I’d like also to pay particular tribute to the firm action that Minister Kagasheki, here with us today, has taken to investigate the killing of two rhinos in the Serengeti. We hope that the investigations into this tragic incident will conclude swiftly, with the reinstatement of those found not to have been involved, and stern punishment for the perpetrators in accordance with the law. This action sends a strong signal of Tanzania’s determination to protect this critically endangered species.

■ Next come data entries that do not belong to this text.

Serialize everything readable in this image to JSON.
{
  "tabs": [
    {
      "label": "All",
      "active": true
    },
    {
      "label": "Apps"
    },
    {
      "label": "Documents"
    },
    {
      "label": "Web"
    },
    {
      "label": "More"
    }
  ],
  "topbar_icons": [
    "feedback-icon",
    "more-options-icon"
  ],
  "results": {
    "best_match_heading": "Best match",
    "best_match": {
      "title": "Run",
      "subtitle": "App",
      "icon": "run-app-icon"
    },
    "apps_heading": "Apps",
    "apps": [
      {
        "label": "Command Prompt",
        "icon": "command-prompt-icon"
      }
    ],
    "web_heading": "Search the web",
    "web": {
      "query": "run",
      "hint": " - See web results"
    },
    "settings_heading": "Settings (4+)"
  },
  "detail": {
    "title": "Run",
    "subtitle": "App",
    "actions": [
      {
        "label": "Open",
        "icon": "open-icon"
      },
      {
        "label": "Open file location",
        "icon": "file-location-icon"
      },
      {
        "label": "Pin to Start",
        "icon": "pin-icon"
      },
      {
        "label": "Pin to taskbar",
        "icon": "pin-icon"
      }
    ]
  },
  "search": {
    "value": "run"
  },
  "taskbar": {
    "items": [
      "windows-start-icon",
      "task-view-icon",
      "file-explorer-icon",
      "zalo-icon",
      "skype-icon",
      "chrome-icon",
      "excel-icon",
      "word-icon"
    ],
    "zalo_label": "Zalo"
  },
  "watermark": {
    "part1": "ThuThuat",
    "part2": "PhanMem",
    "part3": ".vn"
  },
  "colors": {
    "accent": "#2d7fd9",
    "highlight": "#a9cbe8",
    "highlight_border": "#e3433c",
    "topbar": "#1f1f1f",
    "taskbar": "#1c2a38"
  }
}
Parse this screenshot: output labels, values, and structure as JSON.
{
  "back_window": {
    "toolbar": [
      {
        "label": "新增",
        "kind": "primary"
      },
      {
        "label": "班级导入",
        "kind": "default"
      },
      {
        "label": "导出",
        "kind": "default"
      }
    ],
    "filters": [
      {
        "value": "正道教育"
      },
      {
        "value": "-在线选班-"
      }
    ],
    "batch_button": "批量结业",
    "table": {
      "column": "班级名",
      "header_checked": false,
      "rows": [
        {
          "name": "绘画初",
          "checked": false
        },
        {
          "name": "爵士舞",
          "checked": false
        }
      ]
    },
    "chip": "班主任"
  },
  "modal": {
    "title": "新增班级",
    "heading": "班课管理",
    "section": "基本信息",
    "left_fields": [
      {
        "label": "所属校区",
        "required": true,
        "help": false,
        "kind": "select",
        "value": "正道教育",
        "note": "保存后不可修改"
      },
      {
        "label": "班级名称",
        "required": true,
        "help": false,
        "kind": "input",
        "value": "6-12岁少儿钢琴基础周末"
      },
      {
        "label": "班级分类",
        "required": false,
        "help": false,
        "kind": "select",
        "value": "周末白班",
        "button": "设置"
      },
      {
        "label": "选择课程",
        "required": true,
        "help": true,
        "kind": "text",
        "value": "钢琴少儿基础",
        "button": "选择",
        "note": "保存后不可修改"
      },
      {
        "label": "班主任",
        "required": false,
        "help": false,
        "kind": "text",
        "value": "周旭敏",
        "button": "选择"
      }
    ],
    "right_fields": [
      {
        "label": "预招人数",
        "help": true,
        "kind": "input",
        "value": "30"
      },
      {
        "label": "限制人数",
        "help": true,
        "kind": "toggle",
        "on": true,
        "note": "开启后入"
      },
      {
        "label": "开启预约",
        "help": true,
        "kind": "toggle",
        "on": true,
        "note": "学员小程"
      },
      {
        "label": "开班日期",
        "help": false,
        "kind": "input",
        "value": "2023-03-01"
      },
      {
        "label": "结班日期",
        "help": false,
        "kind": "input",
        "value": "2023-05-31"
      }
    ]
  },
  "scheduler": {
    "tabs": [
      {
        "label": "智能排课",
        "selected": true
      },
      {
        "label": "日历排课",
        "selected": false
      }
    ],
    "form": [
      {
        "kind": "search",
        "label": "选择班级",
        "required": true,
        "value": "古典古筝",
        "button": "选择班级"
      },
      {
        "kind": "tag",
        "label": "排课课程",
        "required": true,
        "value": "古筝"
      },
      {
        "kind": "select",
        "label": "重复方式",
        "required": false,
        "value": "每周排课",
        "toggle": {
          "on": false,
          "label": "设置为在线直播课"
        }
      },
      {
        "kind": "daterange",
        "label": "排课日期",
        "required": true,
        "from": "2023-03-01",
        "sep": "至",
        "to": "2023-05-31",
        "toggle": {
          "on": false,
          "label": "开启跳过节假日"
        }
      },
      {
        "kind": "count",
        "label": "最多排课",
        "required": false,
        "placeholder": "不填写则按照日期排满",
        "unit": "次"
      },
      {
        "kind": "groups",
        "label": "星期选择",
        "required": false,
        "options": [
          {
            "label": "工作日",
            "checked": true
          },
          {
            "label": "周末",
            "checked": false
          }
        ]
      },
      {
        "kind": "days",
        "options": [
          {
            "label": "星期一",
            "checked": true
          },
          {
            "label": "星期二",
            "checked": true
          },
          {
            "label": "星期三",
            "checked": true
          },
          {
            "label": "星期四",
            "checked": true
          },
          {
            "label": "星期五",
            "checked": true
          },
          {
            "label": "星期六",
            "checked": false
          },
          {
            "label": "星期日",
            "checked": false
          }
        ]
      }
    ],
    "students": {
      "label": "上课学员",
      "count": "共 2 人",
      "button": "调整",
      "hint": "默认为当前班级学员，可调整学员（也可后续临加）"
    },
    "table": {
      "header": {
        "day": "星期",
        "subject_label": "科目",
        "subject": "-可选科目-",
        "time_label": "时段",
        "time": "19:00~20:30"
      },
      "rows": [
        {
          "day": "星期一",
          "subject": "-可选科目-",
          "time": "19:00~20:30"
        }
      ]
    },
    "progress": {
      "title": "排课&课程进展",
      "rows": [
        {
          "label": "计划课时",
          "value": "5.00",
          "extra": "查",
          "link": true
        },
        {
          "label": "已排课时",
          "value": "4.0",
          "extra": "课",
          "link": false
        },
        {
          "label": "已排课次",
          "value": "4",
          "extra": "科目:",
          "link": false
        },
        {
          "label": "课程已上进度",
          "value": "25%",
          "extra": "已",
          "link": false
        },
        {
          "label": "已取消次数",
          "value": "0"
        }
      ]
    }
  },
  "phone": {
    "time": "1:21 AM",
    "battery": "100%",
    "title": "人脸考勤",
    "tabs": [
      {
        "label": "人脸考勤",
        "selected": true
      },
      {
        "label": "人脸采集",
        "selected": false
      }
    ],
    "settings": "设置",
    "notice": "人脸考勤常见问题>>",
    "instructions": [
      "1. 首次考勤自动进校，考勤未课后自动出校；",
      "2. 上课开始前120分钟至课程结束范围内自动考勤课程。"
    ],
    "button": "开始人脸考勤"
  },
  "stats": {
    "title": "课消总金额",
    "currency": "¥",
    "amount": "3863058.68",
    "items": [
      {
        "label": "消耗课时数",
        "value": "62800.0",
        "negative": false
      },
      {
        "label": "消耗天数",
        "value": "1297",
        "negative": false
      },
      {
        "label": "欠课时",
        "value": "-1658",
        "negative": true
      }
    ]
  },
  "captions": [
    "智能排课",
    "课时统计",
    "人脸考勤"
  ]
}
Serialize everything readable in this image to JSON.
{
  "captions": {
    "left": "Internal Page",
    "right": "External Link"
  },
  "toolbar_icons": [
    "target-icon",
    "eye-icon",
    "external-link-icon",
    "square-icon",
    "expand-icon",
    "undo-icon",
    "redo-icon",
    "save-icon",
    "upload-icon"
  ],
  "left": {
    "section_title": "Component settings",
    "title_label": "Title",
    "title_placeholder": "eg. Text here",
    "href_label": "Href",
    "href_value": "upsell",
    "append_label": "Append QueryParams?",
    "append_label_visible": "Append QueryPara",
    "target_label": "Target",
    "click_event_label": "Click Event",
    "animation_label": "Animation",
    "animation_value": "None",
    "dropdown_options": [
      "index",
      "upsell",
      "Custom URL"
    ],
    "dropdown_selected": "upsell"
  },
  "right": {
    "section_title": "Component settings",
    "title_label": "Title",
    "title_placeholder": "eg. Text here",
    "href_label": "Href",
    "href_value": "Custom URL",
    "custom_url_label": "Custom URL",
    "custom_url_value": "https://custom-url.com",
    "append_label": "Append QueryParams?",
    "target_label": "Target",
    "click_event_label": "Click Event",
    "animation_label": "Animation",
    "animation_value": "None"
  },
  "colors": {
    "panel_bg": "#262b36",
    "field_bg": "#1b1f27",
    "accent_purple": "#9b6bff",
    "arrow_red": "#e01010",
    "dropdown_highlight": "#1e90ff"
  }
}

In conclusion, I’d like to say few words about the real stars of today’s show – the three rhinos. I’m sure I speak for everybody here in wishing them every success in moving into their new home in Tanzania. They join a small population of rhinos here in Mkomazi. In the 1960s, there were between 150 to 200 rhinos in Mkomazi, but by 1989 there were none left. The rhinos are now back, under proper protection, and starting to thrive. But their numbers remain very small. I know that everyone here today hopes that the 3 new arrivals will settle in well, and of course, that they will breed, to build up this critically endangered population.
My country Britain salutes the work going on in Tanzania to preserve this remarkable animal. The eyes of the world are on this – for good and sadly for ill as well – and we all need to remain constantly vigilant. Your efforts to save the rhino benefit us all, and may God bless Tanzania in living up to the trust we all place in you.